*** GIVEN RECORDS
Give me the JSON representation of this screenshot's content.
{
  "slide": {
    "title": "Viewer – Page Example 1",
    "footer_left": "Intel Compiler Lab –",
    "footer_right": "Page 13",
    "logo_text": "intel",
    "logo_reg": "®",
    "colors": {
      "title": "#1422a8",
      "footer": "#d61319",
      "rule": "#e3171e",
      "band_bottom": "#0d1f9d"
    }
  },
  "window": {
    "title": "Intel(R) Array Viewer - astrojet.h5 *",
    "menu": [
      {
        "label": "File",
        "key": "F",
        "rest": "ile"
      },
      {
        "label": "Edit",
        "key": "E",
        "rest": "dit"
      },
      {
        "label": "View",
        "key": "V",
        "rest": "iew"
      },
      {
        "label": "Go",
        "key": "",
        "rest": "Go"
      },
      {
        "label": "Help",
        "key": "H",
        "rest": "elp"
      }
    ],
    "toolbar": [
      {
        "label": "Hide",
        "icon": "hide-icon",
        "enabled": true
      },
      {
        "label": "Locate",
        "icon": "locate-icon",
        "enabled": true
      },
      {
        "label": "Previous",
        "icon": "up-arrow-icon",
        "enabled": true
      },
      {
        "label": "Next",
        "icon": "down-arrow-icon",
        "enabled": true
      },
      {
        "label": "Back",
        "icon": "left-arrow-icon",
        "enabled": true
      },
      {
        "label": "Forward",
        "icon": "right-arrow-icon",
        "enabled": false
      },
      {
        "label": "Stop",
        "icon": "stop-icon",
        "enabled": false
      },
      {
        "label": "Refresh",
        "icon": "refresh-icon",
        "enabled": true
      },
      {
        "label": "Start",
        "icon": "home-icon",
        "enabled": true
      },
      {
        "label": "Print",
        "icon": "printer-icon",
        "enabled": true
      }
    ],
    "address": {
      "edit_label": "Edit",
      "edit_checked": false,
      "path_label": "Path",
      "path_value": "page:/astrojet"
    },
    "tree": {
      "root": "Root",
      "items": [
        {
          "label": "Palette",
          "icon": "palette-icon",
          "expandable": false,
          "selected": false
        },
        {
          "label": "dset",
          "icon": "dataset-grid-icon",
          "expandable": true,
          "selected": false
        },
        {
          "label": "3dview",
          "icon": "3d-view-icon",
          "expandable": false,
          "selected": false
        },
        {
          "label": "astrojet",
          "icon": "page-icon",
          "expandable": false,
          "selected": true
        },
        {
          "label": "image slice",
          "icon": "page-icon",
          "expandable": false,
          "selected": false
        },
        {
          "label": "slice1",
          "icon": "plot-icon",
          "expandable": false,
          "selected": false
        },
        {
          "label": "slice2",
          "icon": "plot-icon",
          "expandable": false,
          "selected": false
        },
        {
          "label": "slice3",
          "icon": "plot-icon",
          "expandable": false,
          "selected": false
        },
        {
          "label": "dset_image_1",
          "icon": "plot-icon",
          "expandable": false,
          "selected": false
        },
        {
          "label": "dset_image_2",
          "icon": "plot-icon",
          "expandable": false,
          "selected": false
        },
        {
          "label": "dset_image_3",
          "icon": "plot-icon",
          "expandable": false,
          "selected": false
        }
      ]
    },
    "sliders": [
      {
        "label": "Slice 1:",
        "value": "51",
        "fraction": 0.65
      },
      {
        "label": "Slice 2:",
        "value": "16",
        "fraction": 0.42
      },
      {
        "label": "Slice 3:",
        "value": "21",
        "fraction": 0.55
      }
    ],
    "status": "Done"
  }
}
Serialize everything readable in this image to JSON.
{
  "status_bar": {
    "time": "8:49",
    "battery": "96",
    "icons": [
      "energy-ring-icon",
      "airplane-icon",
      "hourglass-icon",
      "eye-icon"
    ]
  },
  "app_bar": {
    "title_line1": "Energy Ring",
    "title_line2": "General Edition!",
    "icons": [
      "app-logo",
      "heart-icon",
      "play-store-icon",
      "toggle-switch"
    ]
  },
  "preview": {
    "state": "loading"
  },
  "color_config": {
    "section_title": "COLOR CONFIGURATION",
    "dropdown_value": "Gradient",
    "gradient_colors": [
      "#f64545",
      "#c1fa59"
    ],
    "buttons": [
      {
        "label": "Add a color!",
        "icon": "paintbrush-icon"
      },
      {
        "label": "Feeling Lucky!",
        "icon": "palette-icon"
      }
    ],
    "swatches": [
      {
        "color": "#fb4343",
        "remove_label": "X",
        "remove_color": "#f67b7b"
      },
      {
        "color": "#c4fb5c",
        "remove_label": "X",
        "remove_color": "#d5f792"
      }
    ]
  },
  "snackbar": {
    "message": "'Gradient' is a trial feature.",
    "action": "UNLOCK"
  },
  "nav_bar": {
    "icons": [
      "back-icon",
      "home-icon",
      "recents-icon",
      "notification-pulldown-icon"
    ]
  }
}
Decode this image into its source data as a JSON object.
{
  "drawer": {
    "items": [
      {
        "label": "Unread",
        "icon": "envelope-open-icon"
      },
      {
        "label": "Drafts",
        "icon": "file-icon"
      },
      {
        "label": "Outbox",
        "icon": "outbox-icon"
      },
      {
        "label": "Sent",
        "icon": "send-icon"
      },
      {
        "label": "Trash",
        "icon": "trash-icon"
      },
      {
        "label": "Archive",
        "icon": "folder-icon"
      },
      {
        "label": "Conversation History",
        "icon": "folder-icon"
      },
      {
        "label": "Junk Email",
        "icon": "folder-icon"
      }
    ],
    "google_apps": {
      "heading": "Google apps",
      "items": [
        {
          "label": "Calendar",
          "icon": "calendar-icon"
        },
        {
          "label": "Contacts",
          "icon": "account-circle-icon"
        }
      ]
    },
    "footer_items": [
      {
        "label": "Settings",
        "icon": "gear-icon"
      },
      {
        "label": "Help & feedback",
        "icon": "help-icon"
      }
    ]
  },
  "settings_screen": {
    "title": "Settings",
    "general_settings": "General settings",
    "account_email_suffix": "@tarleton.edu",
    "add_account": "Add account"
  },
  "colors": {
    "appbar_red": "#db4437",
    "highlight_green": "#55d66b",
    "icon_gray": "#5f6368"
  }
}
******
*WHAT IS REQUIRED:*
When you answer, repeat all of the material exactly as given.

*WRITTEN RESPONSE:*
Give me the JSON representation of this screenshot's content.
{
  "slide": {
    "title": "Viewer – Page Example 1",
    "footer_left": "Intel Compiler Lab –",
    "footer_right": "Page 13",
    "logo_text": "intel",
    "logo_reg": "®",
    "colors": {
      "title": "#1422a8",
      "footer": "#d61319",
      "rule": "#e3171e",
      "band_bottom": "#0d1f9d"
    }
  },
  "window": {
    "title": "Intel(R) Array Viewer - astrojet.h5 *",
    "menu": [
      {
        "label": "File",
        "key": "F",
        "rest": "ile"
      },
      {
        "label": "Edit",
        "key": "E",
        "rest": "dit"
      },
      {
        "label": "View",
        "key": "V",
        "rest": "iew"
      },
      {
        "label": "Go",
        "key": "",
        "rest": "Go"
      },
      {
        "label": "Help",
        "key": "H",
        "rest": "elp"
      }
    ],
    "toolbar": [
      {
        "label": "Hide",
        "icon": "hide-icon",
        "enabled": true
      },
      {
        "label": "Locate",
        "icon": "locate-icon",
        "enabled": true
      },
      {
        "label": "Previous",
        "icon": "up-arrow-icon",
        "enabled": true
      },
      {
        "label": "Next",
        "icon": "down-arrow-icon",
        "enabled": true
      },
      {
        "label": "Back",
        "icon": "left-arrow-icon",
        "enabled": true
      },
      {
        "label": "Forward",
        "icon": "right-arrow-icon",
        "enabled": false
      },
      {
        "label": "Stop",
        "icon": "stop-icon",
        "enabled": false
      },
      {
        "label": "Refresh",
        "icon": "refresh-icon",
        "enabled": true
      },
      {
        "label": "Start",
        "icon": "home-icon",
        "enabled": true
      },
      {
        "label": "Print",
        "icon": "printer-icon",
        "enabled": true
      }
    ],
    "address": {
      "edit_label": "Edit",
      "edit_checked": false,
      "path_label": "Path",
      "path_value": "page:/astrojet"
    },
    "tree": {
      "root": "Root",
      "items": [
        {
          "label": "Palette",
          "icon": "palette-icon",
          "expandable": false,
          "selected": false
        },
        {
          "label": "dset",
          "icon": "dataset-grid-icon",
          "expandable": true,
          "selected": false
        },
        {
          "label": "3dview",
          "icon": "3d-view-icon",
          "expandable": false,
          "selected": false
        },
        {
          "label": "astrojet",
          "icon": "page-icon",
          "expandable": false,
          "selected": true
        },
        {
          "label": "image slice",
          "icon": "page-icon",
          "expandable": false,
          "selected": false
        },
        {
          "label": "slice1",
          "icon": "plot-icon",
          "expandable": false,
          "selected": false
        },
        {
          "label": "slice2",
          "icon": "plot-icon",
          "expandable": false,
          "selected": false
        },
        {
          "label": "slice3",
          "icon": "plot-icon",
          "expandable": false,
          "selected": false
        },
        {
          "label": "dset_image_1",
          "icon": "plot-icon",
          "expandable": false,
          "selected": false
        },
        {
          "label": "dset_image_2",
          "icon": "plot-icon",
          "expandable": false,
          "selected": false
        },
        {
          "label": "dset_image_3",
          "icon": "plot-icon",
          "expandable": false,
          "selected": false
        }
      ]
    },
    "sliders": [
      {
        "label": "Slice 1:",
        "value": "51",
        "fraction": 0.65
      },
      {
        "label": "Slice 2:",
        "value": "16",
        "fraction": 0.42
      },
      {
        "label": "Slice 3:",
        "value": "21",
        "fraction": 0.55
      }
    ],
    "status": "Done"
  }
}
Serialize everything readable in this image to JSON.
{
  "status_bar": {
    "time": "8:49",
    "battery": "96",
    "icons": [
      "energy-ring-icon",
      "airplane-icon",
      "hourglass-icon",
      "eye-icon"
    ]
  },
  "app_bar": {
    "title_line1": "Energy Ring",
    "title_line2": "General Edition!",
    "icons": [
      "app-logo",
      "heart-icon",
      "play-store-icon",
      "toggle-switch"
    ]
  },
  "preview": {
    "state": "loading"
  },
  "color_config": {
    "section_title": "COLOR CONFIGURATION",
    "dropdown_value": "Gradient",
    "gradient_colors": [
      "#f64545",
      "#c1fa59"
    ],
    "buttons": [
      {
        "label": "Add a color!",
        "icon": "paintbrush-icon"
      },
      {
        "label": "Feeling Lucky!",
        "icon": "palette-icon"
      }
    ],
    "swatches": [
      {
        "color": "#fb4343",
        "remove_label": "X",
        "remove_color": "#f67b7b"
      },
      {
        "color": "#c4fb5c",
        "remove_label": "X",
        "remove_color": "#d5f792"
      }
    ]
  },
  "snackbar": {
    "message": "'Gradient' is a trial feature.",
    "action": "UNLOCK"
  },
  "nav_bar": {
    "icons": [
      "back-icon",
      "home-icon",
      "recents-icon",
      "notification-pulldown-icon"
    ]
  }
}
Decode this image into its source data as a JSON object.
{
  "drawer": {
    "items": [
      {
        "label": "Unread",
        "icon": "envelope-open-icon"
      },
      {
        "label": "Drafts",
        "icon": "file-icon"
      },
      {
        "label": "Outbox",
        "icon": "outbox-icon"
      },
      {
        "label": "Sent",
        "icon": "send-icon"
      },
      {
        "label": "Trash",
        "icon": "trash-icon"
      },
      {
        "label": "Archive",
        "icon": "folder-icon"
      },
      {
        "label": "Conversation History",
        "icon": "folder-icon"
      },
      {
        "label": "Junk Email",
        "icon": "folder-icon"
      }
    ],
    "google_apps": {
      "heading": "Google apps",
      "items": [
        {
          "label": "Calendar",
          "icon": "calendar-icon"
        },
        {
          "label": "Contacts",
          "icon": "account-circle-icon"
        }
      ]
    },
    "footer_items": [
      {
        "label": "Settings",
        "icon": "gear-icon"
      },
      {
        "label": "Help & feedback",
        "icon": "help-icon"
      }
    ]
  },
  "settings_screen": {
    "title": "Settings",
    "general_settings": "General settings",
    "account_email_suffix": "@tarleton.edu",
    "add_account": "Add account"
  },
  "colors": {
    "appbar_red": "#db4437",
    "highlight_green": "#55d66b",
    "icon_gray": "#5f6368"
  }
}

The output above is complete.